### Task statement:
Count how many lines of the material contain the string "author", then give that number and nothing more.

### Record excerpts:

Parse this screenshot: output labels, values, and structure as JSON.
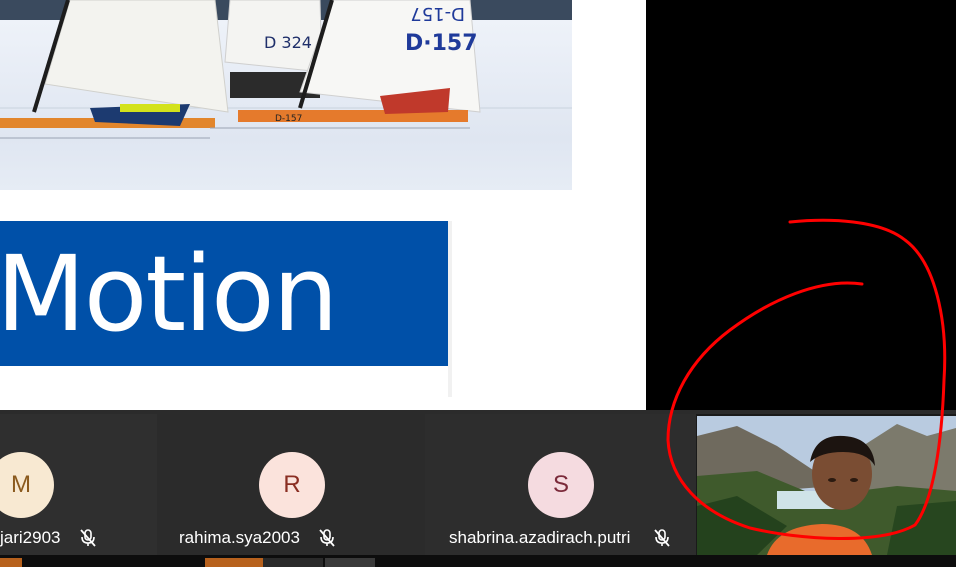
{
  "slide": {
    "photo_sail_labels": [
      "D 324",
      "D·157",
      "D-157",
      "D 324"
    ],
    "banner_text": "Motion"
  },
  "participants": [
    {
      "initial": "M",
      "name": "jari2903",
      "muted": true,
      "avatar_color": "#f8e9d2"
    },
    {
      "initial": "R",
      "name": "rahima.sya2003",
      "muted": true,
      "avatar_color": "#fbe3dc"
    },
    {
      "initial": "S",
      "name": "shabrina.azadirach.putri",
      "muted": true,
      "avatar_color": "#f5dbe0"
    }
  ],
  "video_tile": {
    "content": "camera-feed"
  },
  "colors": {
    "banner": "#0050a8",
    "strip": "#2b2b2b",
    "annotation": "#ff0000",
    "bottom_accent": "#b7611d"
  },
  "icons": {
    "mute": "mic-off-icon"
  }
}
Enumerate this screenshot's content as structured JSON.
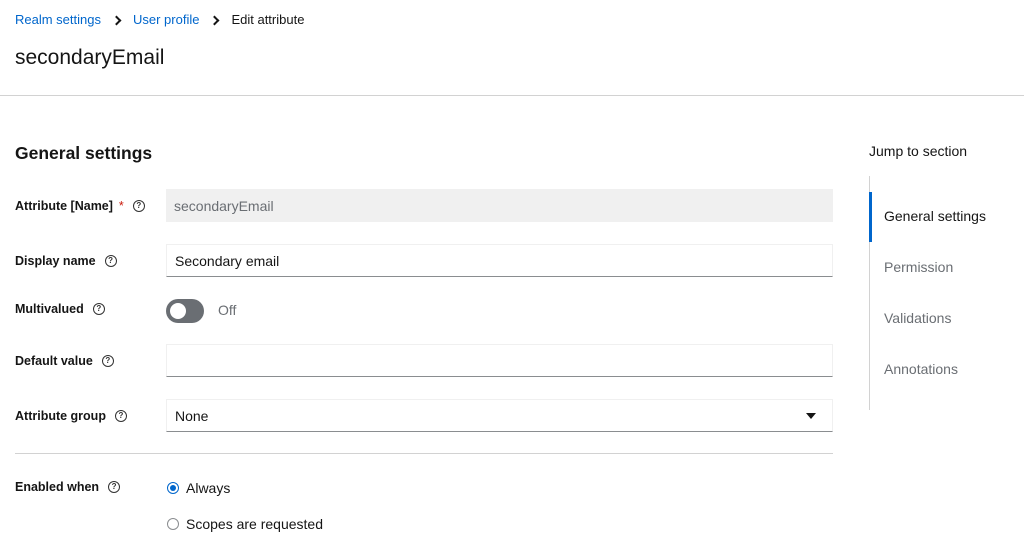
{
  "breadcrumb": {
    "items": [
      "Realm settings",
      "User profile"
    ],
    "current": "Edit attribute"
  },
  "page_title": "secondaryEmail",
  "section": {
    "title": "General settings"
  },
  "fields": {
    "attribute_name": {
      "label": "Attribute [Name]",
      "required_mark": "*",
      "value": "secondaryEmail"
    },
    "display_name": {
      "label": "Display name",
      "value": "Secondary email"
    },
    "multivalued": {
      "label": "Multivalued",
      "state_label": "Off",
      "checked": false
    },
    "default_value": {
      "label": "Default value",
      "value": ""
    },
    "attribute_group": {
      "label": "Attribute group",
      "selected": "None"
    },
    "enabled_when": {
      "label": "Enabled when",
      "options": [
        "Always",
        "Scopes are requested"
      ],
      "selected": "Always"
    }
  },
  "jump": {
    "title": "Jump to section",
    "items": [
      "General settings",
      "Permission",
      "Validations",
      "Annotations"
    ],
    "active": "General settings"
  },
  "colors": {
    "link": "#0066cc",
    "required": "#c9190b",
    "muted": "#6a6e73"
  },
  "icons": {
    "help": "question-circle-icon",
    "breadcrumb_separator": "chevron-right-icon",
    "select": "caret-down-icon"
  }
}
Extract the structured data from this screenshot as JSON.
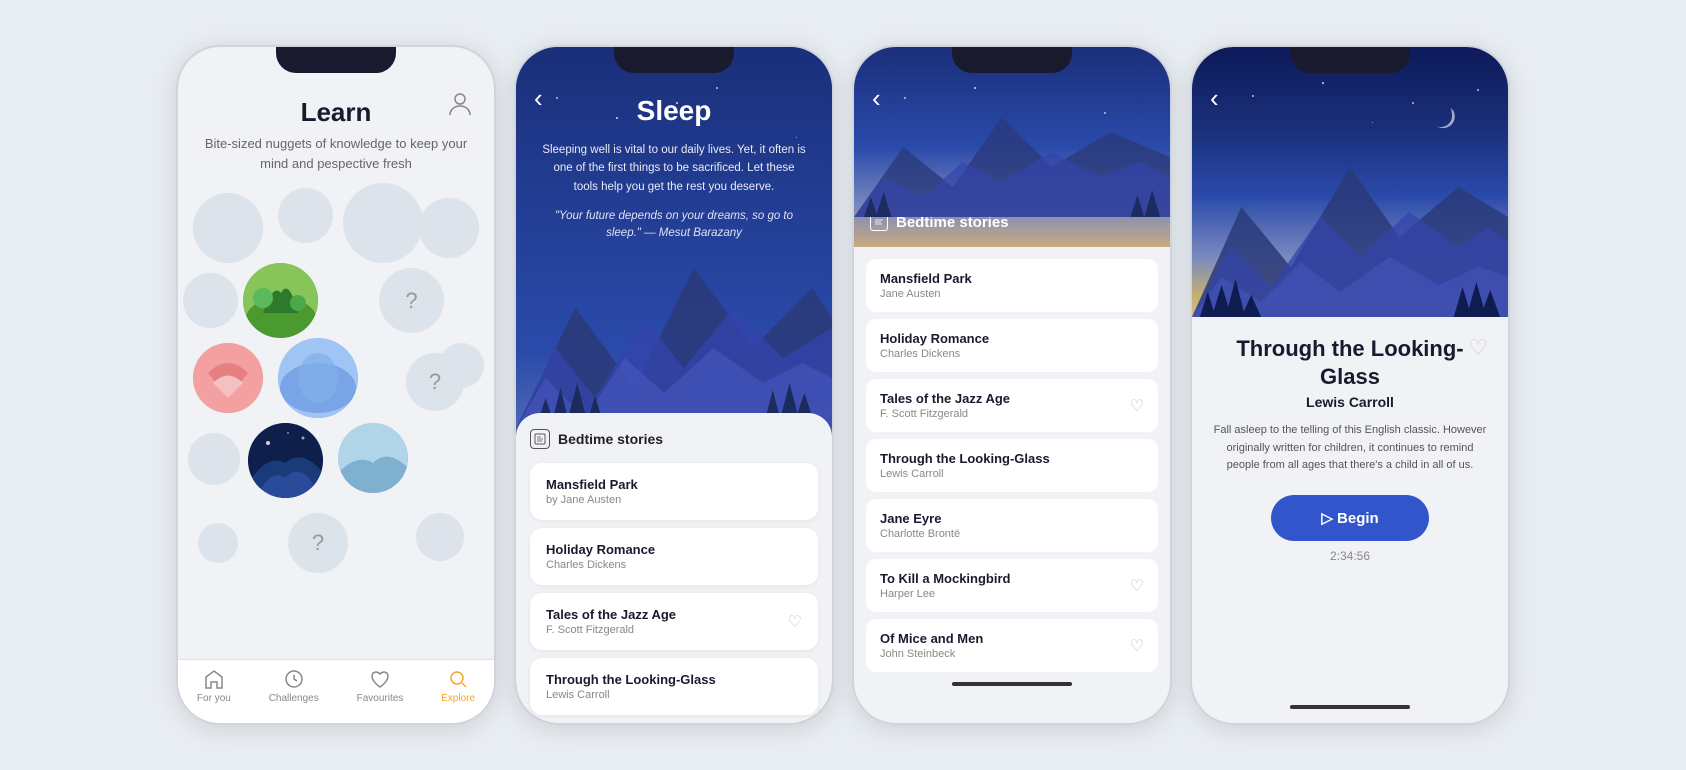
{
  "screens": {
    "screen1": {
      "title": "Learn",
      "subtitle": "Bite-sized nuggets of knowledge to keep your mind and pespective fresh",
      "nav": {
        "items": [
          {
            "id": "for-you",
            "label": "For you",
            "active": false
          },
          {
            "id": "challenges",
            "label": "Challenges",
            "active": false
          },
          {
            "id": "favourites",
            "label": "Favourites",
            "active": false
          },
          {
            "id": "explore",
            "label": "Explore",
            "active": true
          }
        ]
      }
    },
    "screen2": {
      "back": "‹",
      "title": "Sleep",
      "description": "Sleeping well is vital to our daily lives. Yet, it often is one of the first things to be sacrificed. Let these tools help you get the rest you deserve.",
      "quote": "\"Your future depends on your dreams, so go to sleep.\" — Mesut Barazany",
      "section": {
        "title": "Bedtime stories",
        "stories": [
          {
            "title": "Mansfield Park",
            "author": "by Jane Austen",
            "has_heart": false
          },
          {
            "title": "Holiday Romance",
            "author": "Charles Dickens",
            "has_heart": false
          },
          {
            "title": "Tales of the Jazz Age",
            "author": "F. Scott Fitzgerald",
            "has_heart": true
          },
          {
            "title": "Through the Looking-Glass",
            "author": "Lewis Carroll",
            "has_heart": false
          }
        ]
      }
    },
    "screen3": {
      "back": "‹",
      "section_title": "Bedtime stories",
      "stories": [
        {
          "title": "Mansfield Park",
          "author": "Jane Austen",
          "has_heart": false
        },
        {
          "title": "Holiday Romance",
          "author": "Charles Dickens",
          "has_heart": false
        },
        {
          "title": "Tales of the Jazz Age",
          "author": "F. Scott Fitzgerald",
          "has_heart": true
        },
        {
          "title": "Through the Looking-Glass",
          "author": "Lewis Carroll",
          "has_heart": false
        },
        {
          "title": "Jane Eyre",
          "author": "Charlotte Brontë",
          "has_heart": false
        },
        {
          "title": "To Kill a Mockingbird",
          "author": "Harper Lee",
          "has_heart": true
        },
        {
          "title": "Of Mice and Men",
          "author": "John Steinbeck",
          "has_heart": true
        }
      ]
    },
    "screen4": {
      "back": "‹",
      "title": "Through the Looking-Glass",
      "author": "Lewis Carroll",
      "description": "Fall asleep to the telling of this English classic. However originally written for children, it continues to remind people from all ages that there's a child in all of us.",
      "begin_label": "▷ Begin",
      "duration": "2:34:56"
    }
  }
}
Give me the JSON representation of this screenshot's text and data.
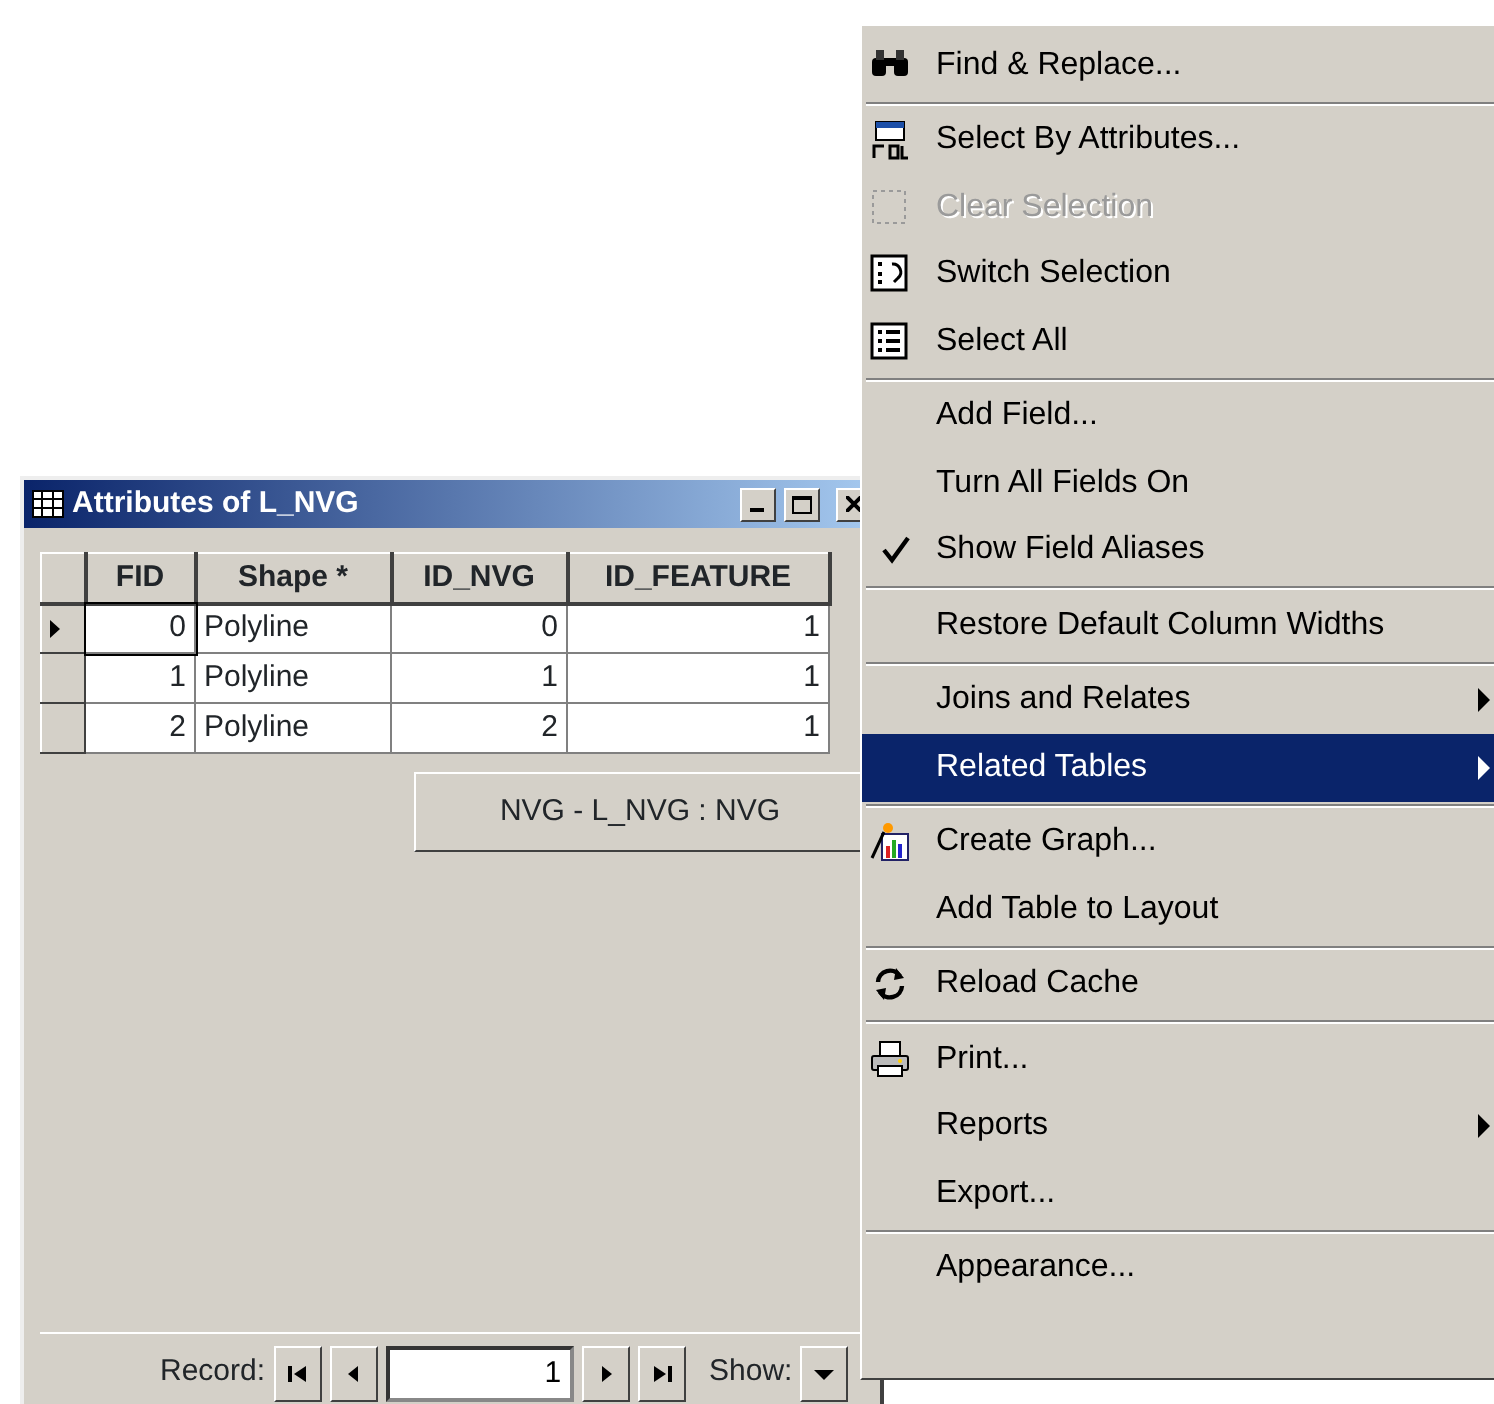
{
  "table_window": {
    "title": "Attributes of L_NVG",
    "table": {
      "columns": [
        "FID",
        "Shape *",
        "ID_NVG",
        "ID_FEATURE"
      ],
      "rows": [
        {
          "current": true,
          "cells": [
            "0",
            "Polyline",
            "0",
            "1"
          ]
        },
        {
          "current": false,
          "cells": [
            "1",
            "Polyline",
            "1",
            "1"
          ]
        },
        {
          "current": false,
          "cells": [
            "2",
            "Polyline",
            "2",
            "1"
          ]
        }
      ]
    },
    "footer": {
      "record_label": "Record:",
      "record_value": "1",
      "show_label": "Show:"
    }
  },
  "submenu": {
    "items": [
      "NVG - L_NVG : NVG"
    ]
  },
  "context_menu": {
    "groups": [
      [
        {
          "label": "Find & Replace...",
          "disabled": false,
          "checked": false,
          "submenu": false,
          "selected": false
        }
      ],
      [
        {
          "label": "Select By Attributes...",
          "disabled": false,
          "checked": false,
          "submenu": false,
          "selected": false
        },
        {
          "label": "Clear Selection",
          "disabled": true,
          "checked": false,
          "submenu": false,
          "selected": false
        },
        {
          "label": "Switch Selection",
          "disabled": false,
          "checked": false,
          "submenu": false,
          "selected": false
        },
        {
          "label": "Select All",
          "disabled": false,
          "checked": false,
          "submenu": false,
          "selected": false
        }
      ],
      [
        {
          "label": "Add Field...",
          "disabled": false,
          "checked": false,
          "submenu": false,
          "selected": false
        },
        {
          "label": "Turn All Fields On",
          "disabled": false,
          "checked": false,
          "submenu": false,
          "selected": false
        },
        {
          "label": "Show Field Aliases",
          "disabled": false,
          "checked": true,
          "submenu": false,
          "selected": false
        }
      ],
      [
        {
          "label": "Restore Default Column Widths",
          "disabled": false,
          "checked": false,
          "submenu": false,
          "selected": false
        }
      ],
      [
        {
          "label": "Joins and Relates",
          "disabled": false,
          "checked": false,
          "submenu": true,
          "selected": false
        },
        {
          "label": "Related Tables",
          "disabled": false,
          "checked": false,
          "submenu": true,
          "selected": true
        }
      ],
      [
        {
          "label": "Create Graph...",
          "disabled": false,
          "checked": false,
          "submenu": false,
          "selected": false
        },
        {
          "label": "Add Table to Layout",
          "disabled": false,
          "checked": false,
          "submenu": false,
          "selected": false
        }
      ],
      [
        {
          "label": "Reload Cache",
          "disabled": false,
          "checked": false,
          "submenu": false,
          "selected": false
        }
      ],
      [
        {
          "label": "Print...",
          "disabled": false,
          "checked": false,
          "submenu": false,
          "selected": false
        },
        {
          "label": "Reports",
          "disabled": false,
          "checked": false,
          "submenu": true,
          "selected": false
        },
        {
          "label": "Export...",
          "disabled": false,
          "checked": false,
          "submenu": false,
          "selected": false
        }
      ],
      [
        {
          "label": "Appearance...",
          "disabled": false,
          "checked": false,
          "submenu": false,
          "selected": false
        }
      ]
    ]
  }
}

### Exercise response:
12